| What to work on |
Answer with a bare number: the count of lines in the records below that have the word "Sivan".

===== Record excerpts

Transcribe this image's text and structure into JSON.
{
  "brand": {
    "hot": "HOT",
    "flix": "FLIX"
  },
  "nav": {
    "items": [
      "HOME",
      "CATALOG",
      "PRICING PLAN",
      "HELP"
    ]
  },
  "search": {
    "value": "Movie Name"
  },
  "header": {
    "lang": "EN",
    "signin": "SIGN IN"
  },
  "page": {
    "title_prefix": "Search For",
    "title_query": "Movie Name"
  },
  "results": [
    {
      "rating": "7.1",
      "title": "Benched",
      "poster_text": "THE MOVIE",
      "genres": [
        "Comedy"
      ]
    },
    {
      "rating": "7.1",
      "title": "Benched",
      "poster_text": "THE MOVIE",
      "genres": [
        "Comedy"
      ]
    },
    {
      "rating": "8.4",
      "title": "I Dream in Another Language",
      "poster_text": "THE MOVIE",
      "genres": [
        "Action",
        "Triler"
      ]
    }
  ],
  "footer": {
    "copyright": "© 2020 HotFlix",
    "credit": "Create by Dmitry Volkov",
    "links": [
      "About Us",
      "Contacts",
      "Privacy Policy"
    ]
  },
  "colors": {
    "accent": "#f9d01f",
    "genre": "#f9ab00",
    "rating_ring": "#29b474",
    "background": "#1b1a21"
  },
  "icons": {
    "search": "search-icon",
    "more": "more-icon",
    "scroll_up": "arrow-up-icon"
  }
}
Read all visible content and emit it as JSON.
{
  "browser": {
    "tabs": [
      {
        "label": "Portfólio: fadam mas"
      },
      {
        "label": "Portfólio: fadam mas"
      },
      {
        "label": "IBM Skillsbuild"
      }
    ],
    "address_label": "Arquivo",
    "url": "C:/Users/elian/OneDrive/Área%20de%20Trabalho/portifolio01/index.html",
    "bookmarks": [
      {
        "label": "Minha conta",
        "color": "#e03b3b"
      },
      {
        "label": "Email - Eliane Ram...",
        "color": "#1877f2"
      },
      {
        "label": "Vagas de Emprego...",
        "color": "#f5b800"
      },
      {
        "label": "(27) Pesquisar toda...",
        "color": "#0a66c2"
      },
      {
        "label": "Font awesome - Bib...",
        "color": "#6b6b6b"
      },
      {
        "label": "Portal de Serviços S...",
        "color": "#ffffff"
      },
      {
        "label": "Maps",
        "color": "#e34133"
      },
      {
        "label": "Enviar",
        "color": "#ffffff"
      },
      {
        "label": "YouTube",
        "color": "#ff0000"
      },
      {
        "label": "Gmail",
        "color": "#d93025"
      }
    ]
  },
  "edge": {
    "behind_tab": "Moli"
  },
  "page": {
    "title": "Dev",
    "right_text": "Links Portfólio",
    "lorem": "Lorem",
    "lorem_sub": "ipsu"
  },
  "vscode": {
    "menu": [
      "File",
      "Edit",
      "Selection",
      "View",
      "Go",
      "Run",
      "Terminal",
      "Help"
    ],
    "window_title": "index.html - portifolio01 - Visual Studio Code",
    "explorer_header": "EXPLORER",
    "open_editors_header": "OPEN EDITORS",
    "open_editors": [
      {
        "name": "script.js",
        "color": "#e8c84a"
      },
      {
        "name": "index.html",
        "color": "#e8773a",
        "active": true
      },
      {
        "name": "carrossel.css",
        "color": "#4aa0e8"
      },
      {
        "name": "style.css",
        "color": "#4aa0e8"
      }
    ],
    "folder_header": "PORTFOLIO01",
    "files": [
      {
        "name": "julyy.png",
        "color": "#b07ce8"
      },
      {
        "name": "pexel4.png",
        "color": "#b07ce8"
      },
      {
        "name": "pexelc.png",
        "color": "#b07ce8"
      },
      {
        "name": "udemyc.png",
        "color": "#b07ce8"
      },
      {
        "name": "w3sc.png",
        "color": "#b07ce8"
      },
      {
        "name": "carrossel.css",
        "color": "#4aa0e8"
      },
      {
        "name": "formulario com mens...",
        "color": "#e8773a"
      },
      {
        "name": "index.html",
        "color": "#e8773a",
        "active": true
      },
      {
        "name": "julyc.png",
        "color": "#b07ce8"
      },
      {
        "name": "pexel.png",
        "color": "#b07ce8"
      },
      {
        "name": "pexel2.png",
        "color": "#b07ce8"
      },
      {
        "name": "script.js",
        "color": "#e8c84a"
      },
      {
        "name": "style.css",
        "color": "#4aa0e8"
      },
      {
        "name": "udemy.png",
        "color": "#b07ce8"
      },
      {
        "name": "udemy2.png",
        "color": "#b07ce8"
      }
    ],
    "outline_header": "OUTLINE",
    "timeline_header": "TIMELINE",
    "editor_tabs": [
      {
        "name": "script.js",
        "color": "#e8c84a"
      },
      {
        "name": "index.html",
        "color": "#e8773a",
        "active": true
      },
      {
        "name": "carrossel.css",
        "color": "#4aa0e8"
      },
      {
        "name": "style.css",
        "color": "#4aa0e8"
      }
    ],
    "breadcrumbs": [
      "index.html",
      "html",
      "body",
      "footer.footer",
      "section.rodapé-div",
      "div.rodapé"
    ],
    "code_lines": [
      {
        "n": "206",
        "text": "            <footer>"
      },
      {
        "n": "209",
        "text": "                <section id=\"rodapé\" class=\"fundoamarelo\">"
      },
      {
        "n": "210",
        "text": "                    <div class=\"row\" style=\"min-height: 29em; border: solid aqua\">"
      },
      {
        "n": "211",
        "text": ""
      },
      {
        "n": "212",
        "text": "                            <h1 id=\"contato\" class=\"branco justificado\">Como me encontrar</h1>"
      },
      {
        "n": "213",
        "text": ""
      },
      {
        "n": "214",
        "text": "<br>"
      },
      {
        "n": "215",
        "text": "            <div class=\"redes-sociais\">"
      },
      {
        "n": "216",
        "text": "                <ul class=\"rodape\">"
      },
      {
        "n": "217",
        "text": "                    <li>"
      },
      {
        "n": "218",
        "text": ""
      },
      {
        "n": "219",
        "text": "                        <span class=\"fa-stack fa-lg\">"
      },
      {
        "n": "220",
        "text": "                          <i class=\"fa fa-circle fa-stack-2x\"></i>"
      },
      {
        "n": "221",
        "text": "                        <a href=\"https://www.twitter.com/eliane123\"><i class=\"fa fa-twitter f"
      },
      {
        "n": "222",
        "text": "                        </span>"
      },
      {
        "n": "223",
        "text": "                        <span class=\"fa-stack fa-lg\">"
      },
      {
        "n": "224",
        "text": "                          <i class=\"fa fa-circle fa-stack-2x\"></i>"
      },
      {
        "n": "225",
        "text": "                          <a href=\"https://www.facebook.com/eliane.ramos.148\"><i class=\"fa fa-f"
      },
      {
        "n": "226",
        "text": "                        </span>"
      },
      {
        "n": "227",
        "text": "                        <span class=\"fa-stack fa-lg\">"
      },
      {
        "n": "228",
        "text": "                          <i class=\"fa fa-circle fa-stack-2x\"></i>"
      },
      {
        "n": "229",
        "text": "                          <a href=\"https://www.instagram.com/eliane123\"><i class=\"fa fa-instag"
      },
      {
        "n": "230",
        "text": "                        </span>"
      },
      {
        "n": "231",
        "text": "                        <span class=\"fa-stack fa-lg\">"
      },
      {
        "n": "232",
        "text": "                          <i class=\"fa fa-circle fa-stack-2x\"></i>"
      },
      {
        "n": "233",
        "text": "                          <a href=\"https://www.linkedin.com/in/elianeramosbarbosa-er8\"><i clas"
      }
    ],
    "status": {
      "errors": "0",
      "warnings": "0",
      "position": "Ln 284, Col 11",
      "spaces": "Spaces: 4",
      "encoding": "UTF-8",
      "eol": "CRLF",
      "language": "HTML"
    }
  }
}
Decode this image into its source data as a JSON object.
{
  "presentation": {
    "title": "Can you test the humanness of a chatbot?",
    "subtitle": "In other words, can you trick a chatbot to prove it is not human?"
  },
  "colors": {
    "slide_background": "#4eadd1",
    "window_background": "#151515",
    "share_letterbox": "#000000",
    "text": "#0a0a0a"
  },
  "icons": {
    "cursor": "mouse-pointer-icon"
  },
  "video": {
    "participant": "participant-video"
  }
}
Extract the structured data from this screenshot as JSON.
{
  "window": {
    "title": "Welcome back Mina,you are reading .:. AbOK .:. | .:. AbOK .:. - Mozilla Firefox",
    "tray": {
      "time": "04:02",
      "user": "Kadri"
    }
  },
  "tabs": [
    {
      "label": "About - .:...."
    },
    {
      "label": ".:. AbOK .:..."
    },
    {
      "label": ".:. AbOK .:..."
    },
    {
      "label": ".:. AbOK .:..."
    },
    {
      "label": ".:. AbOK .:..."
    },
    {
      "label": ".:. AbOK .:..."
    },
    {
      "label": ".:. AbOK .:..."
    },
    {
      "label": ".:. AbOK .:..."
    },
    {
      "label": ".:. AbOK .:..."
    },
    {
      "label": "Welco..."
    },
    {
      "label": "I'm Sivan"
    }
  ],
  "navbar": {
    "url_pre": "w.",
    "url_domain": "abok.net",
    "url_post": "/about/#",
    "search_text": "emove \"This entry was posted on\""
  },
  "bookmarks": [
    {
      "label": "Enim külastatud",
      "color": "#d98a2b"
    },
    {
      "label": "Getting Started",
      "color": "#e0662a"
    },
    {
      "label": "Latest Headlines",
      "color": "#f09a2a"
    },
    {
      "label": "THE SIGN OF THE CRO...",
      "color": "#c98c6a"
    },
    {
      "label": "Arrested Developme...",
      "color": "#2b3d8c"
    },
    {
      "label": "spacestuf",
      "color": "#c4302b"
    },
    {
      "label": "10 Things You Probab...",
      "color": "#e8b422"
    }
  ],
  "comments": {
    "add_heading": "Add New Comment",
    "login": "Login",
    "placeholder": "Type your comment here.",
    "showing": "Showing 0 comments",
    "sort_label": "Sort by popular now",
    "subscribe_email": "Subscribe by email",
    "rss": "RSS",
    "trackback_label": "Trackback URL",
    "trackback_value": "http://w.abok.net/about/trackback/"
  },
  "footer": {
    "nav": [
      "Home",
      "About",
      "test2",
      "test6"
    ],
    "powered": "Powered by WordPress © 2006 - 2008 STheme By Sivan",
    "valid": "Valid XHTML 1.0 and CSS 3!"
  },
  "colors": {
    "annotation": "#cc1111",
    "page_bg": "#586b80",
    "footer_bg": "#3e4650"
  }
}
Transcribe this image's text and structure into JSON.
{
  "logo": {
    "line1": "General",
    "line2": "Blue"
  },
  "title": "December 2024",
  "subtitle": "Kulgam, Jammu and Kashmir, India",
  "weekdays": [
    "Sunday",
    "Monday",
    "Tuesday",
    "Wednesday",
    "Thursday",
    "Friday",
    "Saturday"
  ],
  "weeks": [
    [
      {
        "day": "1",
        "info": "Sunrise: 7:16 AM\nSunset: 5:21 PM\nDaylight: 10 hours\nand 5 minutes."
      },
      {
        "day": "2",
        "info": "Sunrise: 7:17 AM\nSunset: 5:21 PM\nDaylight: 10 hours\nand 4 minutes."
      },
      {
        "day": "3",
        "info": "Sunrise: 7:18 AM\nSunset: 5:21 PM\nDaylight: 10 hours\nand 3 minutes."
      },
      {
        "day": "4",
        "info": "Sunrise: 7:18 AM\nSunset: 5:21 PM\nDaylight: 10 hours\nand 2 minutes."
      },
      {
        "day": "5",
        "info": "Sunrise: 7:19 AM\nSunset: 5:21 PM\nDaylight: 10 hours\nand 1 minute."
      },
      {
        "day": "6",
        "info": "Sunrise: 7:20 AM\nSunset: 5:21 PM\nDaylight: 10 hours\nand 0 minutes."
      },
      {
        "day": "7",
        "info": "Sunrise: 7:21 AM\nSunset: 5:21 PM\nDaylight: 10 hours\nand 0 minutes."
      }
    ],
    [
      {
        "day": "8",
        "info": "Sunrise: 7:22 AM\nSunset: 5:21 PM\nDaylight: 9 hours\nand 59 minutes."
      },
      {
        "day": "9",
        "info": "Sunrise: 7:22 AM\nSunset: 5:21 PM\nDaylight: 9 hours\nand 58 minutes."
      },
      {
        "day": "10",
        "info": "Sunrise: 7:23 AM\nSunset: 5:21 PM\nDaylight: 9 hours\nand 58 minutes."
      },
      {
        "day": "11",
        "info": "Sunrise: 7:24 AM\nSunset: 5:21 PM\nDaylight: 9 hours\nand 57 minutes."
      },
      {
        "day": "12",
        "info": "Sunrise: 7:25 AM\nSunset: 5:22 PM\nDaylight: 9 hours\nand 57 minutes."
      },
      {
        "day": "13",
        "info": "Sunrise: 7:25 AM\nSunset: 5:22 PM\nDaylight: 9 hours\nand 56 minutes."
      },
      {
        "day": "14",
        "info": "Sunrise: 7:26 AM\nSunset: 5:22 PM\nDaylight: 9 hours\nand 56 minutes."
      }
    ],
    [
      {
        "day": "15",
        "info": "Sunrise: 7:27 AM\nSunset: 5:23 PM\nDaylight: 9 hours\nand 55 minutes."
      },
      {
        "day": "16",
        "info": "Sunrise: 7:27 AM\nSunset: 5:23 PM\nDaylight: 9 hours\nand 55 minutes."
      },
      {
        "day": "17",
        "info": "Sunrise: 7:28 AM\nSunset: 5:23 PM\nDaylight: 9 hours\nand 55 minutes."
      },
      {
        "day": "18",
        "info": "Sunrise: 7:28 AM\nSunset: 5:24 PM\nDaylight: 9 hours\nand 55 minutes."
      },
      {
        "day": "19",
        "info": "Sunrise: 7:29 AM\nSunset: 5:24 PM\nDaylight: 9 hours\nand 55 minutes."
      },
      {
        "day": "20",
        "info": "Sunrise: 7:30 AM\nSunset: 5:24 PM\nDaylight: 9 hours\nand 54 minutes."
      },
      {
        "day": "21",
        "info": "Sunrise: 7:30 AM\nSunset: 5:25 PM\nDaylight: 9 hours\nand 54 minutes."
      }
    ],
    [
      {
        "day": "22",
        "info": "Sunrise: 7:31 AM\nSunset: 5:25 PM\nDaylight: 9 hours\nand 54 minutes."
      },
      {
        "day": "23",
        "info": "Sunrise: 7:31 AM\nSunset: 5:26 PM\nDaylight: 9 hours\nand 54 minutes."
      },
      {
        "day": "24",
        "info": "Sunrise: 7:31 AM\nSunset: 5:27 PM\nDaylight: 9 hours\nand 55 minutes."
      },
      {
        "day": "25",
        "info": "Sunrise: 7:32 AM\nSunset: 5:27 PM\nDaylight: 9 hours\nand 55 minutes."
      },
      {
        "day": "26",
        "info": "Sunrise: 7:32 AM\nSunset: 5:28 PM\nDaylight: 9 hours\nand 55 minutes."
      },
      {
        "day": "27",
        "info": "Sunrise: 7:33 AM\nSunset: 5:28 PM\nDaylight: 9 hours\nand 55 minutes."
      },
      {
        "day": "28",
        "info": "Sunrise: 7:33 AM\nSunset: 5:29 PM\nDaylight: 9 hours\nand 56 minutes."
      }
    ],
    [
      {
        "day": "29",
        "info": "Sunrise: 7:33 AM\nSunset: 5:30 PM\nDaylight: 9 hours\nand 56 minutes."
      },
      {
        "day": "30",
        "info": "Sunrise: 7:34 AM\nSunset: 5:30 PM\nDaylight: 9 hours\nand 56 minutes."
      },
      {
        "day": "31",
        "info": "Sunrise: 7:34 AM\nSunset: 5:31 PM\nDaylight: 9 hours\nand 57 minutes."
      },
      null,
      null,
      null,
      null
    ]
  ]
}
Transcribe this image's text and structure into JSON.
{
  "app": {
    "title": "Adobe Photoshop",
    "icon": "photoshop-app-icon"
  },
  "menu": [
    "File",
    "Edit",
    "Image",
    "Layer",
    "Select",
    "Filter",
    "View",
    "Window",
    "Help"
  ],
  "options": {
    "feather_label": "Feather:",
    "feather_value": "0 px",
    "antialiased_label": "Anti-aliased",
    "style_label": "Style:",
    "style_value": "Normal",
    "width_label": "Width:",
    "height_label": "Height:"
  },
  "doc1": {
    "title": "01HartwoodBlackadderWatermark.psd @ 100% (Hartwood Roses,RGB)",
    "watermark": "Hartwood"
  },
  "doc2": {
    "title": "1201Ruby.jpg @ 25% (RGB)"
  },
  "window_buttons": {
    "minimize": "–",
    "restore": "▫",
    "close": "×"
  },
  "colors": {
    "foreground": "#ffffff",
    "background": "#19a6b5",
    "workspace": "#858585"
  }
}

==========

| The completed task |
2